On then to Monaco and then to the inaugural Detroit race where the politics continued to rumble as Ecclestone tried to rally his FOCA teams around him, but to no avail as they all soon scrambled to make arrangements to fit turbo engines to their cars for the following season.
Deaths dark shadow had not given up on Formula 1 though.
At the next Grand Prix in Montreal, Villeneuve’s home race and on a circuit newly named in his memory, Italian driver Riccardo Paletti was killed in an horrific start line accident when he crashed at unabated speed into the back of Didier Pironi’s stalled Ferrari.
Later in the season Pironi himself was brutally injured when, during qualifying in wet conditions at Hockenheim, he was unsighted in the spray and ran into the back of Alain Prost’s Renault. The injuries he suffered brought the premature end to his Formula 1 career.
Meanwhile, in the background, the politics had been, and were still being played out with Jean-Marie Balestre developing plans that would bring him and FISA into direct confrontation with Ecclestone and FOCA. That scenario would continue to be played out over the next few years with Ecclestone eventually gaining most of the control he was seeking, and that new ‘Concorde Agreement’ helping to establish a relatively calm breakout of peace, at least on the surface.
The 1982 season also saw the Swiss Grand Prix take place at the circuit Dijon-Prenois in France and pre-qualifying very much in force with some forty drivers from eighteen teams taking part over the course of the season, and only twenty six cars permitted to race, the track was a much more crowded place to be.
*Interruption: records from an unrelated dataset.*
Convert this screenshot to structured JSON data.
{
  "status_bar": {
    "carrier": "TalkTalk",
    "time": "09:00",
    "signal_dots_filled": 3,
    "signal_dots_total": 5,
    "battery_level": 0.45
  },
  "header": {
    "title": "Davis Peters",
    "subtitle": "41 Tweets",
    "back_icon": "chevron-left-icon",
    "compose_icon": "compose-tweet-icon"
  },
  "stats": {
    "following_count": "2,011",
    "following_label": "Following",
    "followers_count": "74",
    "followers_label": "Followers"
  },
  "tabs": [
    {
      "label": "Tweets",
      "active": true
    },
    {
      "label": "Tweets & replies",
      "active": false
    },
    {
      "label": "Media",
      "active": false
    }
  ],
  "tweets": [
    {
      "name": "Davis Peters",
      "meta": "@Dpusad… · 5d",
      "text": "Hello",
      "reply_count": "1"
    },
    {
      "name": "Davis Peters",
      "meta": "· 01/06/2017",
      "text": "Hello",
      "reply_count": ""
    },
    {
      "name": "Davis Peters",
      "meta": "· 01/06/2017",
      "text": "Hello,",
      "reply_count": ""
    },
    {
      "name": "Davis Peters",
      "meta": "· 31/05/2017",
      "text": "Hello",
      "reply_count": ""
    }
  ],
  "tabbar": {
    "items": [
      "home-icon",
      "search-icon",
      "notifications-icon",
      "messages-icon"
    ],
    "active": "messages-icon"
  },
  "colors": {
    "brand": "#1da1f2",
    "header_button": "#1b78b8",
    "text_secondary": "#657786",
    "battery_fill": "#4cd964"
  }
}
Keke Rosberg, father of 2016 World Champion Nico, became the 1982 World Drivers Champion by dint of winning just one solitary race and there were a total of eleven race winners over the season, with nine different winners winning nine consecutive races.
The 1982 F1 season makes the current discussions and disagreements in the 2018 season look calm and gentlemanly by comparison.